* _ABOUT THIS EXERCISE_
Return each line of the records below in which the string "rest" turns up.

Items from a dataset

↓

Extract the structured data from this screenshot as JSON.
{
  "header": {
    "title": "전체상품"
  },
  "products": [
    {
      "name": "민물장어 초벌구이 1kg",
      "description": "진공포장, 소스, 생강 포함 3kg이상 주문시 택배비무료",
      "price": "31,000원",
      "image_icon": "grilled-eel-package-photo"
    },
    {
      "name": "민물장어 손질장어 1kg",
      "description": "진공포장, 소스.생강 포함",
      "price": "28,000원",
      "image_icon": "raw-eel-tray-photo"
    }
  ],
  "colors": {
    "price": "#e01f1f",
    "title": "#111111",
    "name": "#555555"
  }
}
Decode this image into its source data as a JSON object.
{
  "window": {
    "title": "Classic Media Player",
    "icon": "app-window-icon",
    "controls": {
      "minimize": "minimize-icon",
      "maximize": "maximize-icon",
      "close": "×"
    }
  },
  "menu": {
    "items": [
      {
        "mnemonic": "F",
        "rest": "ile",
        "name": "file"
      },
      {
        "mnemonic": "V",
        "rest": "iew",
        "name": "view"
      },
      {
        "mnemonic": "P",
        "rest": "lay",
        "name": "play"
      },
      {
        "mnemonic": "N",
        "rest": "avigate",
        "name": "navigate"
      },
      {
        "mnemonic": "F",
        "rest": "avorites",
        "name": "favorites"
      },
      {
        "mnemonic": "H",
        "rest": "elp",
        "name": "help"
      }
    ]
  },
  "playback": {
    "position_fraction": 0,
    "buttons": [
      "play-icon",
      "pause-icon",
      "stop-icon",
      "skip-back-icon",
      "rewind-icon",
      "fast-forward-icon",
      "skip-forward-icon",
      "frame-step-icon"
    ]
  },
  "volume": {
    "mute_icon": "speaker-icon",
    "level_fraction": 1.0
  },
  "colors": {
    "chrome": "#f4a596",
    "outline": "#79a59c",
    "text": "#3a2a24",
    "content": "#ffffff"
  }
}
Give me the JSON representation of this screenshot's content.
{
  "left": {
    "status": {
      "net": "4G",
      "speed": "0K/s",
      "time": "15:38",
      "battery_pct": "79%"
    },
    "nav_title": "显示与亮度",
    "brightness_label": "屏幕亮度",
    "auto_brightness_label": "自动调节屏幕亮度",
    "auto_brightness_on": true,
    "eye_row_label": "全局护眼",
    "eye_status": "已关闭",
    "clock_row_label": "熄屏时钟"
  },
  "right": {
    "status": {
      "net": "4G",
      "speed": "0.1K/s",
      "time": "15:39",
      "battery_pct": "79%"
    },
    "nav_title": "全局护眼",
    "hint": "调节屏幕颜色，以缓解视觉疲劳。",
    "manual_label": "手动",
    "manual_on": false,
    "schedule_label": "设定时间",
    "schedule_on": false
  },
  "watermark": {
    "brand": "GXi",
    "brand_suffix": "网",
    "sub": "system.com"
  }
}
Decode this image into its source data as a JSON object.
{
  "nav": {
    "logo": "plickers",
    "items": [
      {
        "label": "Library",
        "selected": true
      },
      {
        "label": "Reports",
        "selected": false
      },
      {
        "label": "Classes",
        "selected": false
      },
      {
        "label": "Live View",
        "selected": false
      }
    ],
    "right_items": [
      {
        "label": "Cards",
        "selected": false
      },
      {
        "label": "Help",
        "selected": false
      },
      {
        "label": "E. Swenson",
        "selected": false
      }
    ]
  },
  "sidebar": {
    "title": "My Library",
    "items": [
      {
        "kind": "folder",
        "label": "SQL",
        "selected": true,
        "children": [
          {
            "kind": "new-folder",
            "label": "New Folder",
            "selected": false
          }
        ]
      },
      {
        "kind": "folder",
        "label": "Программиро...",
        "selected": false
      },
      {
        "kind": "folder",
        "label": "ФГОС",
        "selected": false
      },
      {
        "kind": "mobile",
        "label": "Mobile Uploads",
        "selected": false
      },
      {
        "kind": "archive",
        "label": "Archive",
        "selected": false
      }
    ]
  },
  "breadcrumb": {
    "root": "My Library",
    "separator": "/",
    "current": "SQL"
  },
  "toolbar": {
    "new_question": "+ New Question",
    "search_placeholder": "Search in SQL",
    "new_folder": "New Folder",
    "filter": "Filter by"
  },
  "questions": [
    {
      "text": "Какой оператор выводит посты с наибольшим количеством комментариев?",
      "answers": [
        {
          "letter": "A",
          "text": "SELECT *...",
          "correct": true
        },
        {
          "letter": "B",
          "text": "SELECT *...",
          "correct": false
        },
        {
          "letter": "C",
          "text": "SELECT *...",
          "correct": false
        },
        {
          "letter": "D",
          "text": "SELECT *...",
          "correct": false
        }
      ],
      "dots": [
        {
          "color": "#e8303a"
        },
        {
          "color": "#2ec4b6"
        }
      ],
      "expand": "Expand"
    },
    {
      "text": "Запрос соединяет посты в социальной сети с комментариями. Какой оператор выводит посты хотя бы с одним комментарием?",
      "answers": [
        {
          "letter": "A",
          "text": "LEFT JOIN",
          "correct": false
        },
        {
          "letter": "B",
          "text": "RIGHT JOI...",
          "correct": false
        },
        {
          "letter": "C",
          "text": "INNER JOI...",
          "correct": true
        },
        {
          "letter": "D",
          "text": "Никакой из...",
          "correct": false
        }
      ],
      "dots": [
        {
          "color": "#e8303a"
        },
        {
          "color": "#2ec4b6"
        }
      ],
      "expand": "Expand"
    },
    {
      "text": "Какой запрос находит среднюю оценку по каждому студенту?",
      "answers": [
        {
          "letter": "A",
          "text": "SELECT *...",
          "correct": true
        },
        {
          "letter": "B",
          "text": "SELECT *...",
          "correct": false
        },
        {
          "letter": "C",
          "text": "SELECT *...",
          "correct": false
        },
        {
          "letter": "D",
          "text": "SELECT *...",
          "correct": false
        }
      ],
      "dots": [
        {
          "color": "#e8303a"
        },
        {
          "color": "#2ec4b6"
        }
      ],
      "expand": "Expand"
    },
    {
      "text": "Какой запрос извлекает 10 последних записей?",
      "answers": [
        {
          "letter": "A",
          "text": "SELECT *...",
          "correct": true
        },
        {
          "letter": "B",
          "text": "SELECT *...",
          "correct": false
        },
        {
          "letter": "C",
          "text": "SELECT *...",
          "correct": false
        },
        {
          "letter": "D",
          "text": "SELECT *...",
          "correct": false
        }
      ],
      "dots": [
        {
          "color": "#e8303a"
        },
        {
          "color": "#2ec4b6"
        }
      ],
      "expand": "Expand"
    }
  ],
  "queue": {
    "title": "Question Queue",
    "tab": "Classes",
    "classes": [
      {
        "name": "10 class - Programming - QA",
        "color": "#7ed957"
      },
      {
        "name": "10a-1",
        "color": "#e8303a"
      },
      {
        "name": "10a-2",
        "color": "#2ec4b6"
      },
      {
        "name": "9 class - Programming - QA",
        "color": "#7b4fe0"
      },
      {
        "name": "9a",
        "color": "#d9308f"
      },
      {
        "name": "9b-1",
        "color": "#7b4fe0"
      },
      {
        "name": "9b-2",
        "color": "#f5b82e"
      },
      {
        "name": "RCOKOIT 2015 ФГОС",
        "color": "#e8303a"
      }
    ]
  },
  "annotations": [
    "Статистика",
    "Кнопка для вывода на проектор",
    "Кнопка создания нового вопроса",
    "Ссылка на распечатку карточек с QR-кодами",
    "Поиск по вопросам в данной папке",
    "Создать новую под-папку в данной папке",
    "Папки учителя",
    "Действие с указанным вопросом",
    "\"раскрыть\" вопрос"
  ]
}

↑

* _EXPECTED ANSWER_
        "rest": "ile",
        "rest": "iew",
        "rest": "lay",
        "rest": "avigate",
        "rest": "avorites",
        "rest": "elp",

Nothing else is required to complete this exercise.